Witches cast light on Trump’s America
Scene & Heard is late to review this as it opened while we were at the Galway festival; it is now up and running and well into its groove with terrific production values, fabulous costumes and flying monkeys.
Last Tuesday, it played to a packed house which featured a lot of teenage girls, but also included the Taoiseach Leo Varadkar. And this savvy musical knows exactly what it’s doing. It’s the story of an unlikely friendship between two girls at a sorcery university — the blonde who likes to be popular, and the socially awkward girl with green skin whom nobody likes.
The musical by Stephen Schwartz (music and lyrics) and Winnie Holzman (book) tells the backstory of the two witches from The Wizard of Oz. The story is now best known from the 1939 movie starring Judy Garland, but the original novel by L Frank Baum from 1900 was hugely popular.
No art form interrogates the idea of America as assiduously as the Broadway musical, and Wicked does so with broomsticks. Though first produced in 2003, it identifies many of the issues troubling present-day Trump’s America. Elphaba (beautifully sung by Amy Ross) is concerned with how society is being run. She has minority coloured skin (in this case green) and a highly developed sense of fair play. She wants to protect the vulnerable, in this case animals who have been trapped in cages in order to prevent them from speaking. A typical social justice warrior.
ROMAN FEVER Bewley’s Café Theatre Aug 6 – Sept 8
The late Hugh Leonard adapted this Edith Wharton story.
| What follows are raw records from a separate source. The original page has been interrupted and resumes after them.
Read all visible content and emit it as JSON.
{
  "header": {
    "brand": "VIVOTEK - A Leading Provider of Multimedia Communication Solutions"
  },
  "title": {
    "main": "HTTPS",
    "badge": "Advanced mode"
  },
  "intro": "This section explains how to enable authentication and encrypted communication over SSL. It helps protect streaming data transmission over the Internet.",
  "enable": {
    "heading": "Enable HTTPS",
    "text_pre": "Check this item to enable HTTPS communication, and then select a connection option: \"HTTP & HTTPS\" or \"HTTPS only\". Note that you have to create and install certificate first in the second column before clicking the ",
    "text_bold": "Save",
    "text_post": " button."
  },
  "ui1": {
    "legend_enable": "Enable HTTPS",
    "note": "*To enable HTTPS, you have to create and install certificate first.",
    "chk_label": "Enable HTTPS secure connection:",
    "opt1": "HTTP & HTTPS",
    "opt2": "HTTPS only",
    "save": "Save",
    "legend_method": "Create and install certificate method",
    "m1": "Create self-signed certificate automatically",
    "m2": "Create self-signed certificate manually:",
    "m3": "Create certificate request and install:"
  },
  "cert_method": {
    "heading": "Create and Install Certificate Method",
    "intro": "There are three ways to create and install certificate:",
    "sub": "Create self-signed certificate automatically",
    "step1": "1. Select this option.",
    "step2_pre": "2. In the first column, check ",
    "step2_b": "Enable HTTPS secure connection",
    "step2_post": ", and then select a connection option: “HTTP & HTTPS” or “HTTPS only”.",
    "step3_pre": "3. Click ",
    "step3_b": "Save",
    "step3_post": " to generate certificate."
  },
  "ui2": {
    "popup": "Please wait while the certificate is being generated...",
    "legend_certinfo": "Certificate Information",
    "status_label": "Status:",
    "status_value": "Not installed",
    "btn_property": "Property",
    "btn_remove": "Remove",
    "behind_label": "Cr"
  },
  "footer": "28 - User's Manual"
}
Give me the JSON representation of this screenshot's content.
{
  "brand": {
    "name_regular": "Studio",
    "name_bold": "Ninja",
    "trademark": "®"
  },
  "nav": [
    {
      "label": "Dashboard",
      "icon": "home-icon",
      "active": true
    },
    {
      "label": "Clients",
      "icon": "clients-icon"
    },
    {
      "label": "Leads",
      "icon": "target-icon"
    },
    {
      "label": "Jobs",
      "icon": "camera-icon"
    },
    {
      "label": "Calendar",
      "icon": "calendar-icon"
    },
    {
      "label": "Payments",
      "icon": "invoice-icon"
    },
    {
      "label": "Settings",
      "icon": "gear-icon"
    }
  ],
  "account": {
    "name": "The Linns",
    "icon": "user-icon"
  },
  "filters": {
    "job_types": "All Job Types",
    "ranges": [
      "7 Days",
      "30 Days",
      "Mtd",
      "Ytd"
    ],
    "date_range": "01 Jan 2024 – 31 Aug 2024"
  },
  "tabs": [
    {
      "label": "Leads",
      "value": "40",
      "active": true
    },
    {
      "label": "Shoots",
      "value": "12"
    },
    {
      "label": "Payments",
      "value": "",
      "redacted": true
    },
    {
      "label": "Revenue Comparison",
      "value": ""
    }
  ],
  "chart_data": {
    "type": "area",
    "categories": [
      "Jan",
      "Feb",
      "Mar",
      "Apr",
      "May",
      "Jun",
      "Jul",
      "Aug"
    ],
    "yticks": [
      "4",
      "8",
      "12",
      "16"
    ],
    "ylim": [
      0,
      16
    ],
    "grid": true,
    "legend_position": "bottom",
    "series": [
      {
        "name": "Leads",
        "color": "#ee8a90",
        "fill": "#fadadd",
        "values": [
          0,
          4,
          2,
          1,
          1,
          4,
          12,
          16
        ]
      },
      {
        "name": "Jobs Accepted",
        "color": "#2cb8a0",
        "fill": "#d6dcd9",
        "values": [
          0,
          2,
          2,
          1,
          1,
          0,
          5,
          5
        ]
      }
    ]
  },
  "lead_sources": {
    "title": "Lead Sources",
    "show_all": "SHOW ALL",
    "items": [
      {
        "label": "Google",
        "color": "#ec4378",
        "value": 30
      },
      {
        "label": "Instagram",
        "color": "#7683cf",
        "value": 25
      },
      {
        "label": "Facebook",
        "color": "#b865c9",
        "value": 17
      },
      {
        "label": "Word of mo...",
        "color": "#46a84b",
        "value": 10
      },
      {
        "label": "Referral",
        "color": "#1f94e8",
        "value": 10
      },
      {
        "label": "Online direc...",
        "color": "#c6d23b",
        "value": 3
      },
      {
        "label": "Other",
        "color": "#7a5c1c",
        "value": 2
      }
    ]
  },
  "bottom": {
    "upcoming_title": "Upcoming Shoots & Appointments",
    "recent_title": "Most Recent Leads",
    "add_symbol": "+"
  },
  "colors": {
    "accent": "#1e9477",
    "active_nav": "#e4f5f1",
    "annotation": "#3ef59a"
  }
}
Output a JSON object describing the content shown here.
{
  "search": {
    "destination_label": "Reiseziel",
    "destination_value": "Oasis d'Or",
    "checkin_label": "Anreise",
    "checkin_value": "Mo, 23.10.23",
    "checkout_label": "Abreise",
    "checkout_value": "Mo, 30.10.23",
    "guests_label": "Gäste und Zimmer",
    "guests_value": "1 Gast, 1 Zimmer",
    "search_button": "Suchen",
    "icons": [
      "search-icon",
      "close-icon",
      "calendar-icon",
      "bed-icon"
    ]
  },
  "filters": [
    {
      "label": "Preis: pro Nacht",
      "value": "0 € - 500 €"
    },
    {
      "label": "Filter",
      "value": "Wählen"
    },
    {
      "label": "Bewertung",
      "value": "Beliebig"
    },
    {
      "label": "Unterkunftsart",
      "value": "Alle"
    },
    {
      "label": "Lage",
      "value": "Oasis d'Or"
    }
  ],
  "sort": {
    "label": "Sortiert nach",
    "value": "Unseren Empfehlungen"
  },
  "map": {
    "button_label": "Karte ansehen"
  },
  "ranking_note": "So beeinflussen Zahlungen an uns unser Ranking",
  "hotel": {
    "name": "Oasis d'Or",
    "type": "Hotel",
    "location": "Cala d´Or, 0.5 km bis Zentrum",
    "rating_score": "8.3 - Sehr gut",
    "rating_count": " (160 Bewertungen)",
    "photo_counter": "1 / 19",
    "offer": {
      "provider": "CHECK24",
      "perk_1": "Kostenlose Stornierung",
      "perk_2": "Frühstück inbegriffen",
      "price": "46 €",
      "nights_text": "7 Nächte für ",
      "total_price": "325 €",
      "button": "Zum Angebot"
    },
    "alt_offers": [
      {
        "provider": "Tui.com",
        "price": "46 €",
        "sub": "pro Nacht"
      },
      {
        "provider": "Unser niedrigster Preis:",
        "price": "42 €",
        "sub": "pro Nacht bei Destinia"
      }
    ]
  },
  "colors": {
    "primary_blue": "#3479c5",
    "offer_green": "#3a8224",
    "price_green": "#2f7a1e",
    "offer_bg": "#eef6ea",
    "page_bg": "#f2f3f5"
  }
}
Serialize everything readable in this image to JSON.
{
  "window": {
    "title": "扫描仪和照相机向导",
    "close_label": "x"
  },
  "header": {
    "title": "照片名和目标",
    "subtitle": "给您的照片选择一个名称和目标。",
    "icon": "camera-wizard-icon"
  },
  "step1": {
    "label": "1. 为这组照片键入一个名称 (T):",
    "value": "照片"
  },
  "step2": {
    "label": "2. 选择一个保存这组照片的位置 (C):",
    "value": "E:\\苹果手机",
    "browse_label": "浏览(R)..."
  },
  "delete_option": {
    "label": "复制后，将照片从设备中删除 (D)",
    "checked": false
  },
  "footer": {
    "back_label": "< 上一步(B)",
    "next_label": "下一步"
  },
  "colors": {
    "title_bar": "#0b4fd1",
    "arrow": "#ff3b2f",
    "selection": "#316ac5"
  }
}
It features Karen Ardiff and Maria Tecce as two American widows in 1930s Italy watching the sun set on the Colosseum. Directed by Michael James Ford.